This law is about pools but it relates to much more.
Here are the facts:
Until now, many of the country’s 256,000 public pools have provided access to portable lifts that help people with disabilities. On May 21, instead, the Americans With Disabilities Act will require permanent lifts or ramps. The new lifts will cost spas, hotels and municipalities with neighborhood pools $3,000 to $10,000 plus installation. An alternative solution, ramps, is more expensive.
As you would expect, no one seems to disagree that it would be good for people with disabilities to use public pools with greater ease. And pool owners have known for years that the mandate would be taking effect. But, citing cost, danger for young children, and a law whose wording is not entirely clear, some are saying, “Not Now.” Others are concerned that the mandate will prevent cash strapped municipalities like Vineland NJ from opening neighborhood pools.

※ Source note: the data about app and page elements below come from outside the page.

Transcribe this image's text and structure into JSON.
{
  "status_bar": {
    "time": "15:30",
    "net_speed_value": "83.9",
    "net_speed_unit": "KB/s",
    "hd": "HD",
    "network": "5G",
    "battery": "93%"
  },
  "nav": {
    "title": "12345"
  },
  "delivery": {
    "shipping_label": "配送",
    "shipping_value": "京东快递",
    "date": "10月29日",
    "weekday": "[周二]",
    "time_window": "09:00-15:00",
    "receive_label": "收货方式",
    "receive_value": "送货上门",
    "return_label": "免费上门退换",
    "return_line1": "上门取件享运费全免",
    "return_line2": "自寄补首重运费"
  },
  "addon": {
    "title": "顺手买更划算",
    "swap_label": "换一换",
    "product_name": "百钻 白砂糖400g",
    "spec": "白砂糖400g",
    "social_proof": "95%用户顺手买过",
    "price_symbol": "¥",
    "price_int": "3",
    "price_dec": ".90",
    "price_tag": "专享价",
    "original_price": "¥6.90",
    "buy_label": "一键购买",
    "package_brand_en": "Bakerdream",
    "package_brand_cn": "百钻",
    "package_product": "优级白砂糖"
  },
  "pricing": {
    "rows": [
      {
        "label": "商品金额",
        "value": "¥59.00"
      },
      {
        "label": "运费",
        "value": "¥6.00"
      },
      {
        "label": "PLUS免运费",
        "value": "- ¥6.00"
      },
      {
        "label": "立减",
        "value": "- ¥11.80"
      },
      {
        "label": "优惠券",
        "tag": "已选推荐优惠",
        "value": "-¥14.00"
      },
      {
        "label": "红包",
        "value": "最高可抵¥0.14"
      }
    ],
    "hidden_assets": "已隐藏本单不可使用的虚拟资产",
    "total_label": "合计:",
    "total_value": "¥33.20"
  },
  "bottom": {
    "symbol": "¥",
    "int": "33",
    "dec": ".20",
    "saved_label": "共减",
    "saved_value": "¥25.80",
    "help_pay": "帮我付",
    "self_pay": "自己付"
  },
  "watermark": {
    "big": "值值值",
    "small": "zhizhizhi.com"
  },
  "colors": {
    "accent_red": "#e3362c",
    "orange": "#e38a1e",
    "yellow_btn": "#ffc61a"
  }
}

I wonder if we are really talking about more than pools. Deciding whether to support the mandate’s immediate implementation involves the broader issue of the role of government, the extent of entitlements and what should be delayed when the economy is sluggish.
Also, as economists, it takes us to considering the opportunity cost because as always, “choosing is refusing.” If we say install the devices now, we sacrifice the benefits of waiting or canceling the mandate. By contrast, delay or cancellation mean the benefits of handicap assistance are foregone.
For many more specific facts about the law and the response, here, here and here are articles.
What is your opinion?